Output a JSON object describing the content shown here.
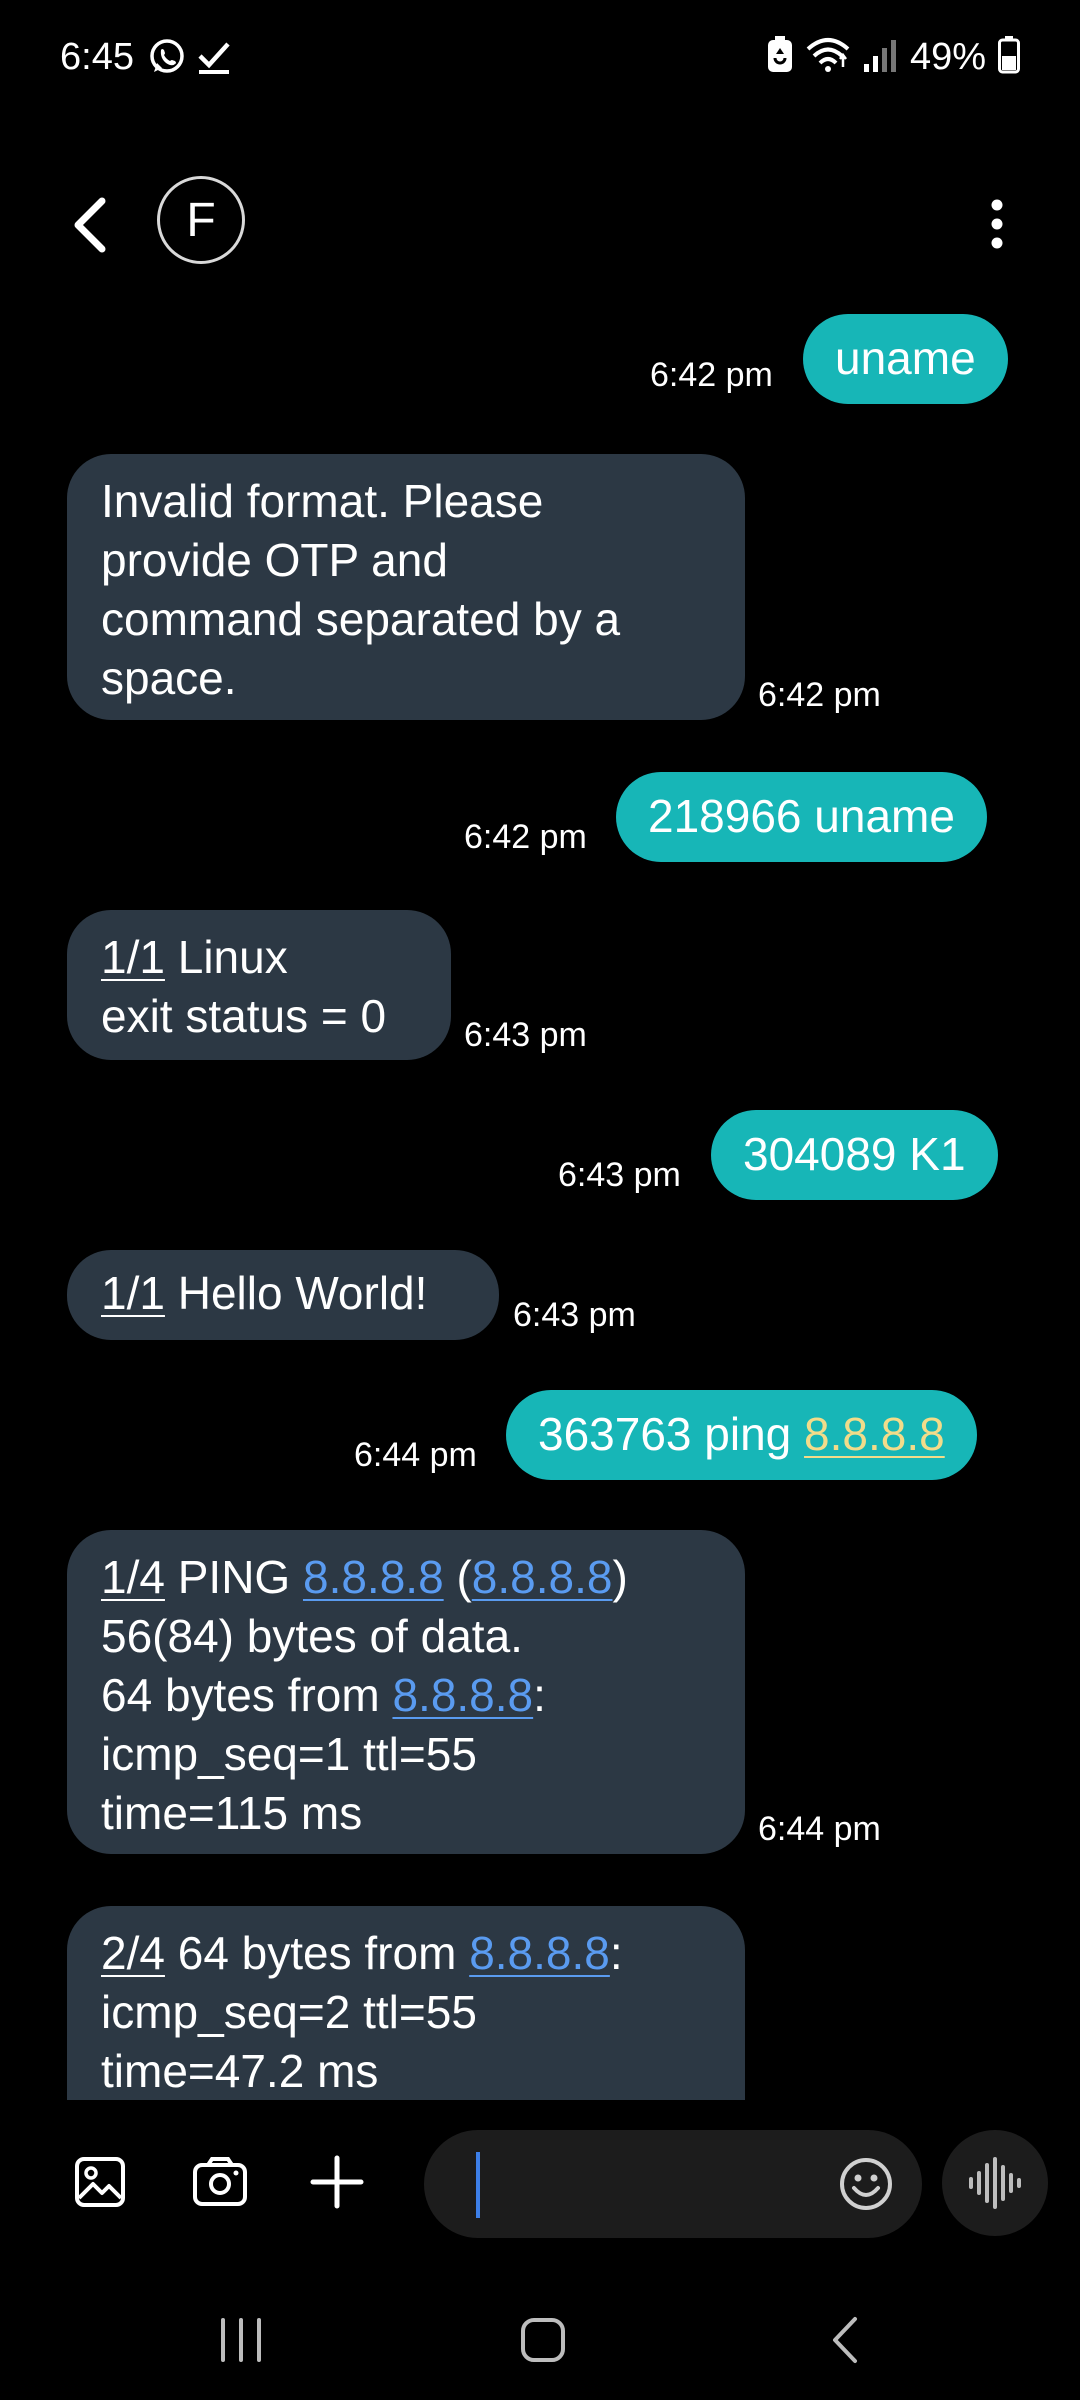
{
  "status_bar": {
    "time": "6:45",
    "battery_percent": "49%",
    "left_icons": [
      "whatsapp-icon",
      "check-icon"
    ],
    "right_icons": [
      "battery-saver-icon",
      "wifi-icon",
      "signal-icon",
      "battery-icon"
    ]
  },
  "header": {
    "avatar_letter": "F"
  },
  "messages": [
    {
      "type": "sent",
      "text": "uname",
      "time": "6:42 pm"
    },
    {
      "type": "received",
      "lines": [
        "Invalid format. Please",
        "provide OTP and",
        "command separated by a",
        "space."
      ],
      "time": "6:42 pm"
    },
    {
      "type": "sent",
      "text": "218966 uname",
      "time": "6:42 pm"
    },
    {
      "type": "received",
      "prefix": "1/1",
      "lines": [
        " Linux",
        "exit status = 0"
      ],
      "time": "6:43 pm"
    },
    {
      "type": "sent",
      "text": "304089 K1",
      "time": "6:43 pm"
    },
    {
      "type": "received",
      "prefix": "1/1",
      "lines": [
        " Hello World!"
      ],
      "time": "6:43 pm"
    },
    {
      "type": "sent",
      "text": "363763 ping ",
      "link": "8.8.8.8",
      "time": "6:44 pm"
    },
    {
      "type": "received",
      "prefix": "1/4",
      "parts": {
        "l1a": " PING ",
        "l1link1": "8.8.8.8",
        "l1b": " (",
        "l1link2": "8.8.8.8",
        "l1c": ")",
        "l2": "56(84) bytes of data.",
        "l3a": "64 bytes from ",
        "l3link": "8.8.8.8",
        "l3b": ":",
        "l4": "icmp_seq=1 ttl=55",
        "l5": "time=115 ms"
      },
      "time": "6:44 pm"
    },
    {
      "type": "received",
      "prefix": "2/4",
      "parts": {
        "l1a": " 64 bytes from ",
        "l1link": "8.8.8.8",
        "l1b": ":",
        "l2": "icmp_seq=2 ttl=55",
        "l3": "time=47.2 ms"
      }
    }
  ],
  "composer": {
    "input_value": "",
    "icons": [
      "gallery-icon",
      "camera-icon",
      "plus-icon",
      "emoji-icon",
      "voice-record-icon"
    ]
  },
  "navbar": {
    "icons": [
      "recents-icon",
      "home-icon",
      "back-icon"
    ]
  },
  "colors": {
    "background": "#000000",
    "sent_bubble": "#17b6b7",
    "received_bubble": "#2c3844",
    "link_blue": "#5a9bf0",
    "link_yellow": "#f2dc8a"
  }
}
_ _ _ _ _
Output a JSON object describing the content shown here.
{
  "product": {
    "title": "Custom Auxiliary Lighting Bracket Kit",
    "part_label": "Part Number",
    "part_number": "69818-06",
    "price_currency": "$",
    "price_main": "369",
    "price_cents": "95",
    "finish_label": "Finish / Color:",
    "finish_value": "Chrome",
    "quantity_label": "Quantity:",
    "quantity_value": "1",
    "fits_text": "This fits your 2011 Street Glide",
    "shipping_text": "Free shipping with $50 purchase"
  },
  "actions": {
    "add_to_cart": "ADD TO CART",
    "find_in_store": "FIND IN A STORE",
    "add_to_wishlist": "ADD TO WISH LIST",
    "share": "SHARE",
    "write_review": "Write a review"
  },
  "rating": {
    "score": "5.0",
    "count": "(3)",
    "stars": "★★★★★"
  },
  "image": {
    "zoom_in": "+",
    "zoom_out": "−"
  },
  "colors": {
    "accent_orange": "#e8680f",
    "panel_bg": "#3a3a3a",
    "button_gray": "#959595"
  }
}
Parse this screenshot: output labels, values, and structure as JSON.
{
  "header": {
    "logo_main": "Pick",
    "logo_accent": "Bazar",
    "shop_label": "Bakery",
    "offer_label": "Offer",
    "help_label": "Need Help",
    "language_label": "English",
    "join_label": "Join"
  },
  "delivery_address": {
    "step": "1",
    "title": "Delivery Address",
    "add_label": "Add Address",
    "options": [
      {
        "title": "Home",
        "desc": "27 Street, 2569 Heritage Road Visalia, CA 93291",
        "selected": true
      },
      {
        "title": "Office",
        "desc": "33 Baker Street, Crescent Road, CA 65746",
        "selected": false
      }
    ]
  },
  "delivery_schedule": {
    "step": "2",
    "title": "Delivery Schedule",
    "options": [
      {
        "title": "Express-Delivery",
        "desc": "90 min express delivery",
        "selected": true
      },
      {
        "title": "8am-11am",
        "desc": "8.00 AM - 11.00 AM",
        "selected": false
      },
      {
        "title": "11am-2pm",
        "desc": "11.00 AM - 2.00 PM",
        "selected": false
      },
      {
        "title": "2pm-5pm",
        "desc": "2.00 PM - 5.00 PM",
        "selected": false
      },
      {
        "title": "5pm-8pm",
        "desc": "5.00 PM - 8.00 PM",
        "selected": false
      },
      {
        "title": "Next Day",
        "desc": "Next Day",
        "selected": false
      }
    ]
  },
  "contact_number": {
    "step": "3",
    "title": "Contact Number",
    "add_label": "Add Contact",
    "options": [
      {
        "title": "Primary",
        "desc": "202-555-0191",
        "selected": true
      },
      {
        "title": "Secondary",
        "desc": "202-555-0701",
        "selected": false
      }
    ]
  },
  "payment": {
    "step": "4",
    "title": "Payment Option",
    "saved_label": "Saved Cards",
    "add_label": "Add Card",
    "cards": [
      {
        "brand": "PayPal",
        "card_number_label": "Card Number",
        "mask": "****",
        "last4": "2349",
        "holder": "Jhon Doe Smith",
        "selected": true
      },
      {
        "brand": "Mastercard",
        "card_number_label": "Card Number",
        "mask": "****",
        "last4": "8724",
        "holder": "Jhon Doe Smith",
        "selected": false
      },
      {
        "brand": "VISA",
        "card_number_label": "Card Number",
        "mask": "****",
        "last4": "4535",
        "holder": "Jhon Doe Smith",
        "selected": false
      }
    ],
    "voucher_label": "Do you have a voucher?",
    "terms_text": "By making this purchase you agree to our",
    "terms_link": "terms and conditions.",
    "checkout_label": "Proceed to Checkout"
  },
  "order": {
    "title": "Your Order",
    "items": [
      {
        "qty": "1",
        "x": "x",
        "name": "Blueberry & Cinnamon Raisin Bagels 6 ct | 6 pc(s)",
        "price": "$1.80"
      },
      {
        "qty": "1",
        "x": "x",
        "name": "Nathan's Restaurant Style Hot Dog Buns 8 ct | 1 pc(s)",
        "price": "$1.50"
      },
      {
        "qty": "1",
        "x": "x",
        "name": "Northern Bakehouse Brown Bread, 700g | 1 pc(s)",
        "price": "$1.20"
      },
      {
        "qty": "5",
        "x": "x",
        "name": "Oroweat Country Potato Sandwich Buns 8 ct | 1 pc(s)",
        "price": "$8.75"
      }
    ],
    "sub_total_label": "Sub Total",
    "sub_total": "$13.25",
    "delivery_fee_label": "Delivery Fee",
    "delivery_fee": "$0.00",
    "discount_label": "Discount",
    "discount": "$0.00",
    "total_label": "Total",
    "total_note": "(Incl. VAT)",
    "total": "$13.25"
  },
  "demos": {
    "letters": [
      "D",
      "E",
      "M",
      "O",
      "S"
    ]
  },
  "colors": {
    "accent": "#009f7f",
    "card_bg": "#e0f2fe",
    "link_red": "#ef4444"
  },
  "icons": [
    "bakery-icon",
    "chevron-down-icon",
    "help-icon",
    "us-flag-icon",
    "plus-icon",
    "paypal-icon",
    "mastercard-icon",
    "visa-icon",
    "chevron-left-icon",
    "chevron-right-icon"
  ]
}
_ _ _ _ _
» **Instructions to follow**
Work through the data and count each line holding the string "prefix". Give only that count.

» **Reply**
4